The first letter of the model designator reveals the engine series:
G - Servicar three wheeler, 1932 to 1972
E - Overhead valve 61 cubic inch "big twin" (Engine/trans separated)
F - Overhead valve 74 or 80 cubic inch "big twin"
K - Side valve 45 and 55
cubic inch sports bike that replaced the WL in 1953 and was replaced by the sportster in 1957. It had many design features that were carried over to the Sportster.
U - Side valve 74 or 80 cubic inch "big twin"
V - Side valve 74 cubic inch made prior to 1936
W - Side valve 45 cubic inch made 1934 to 1952
X - Sports and special construction. Applied to 1918-1922 opposed twin Sport, 1944 military opposed twin, and
1957 to present Sportster.
There were others, such as the J series (a very nice looking bike that was about the hottest thing around in the 20's) but you're not likely to see them in daily use anymore.
L - high compression. Omitted on low compression early models, and not indicative of compression on current models.
Remaning characters: Model descriptions, eg WG - Wide Glide. Some
A - Military (Army) version (except GA, Servicar without tow bar)
B - Battery start (early models), Belt drive (some later models).
C - Classic, Competition, Custom, various others meanings.
D - Dyna, the newest frame and engine mount design.
E - Electric start
F - Foot shift (when the standard was hand-shift)
H - varied between High performance and Heavy duty.
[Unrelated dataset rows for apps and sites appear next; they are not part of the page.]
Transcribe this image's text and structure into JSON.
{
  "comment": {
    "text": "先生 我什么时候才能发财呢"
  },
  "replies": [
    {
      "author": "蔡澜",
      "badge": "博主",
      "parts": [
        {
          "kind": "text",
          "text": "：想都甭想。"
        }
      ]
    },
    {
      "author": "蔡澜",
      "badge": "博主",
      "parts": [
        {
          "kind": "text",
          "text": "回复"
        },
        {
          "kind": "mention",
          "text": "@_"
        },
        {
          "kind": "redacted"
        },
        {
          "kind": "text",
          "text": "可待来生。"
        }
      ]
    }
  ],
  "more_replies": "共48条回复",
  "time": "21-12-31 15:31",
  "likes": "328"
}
The early FLH for example
produced 5 more HP than the FL and was used primarily for touring and sidecar applications.
LR- Low Rider (though many Low Riders don't include LR in the model ID)
P - Police version
R - Rubber mounted
engine (some models) racing version (other models) e.g. the FXR is a lowrider with rubber mounted engine, WLR is the flat track racer that was very hard to beat in the 30's, 40's, and 50's.
ST- Soft Tail
(without following T) Sports version eg FLHS is an FLHT without the touring package.
T - Touring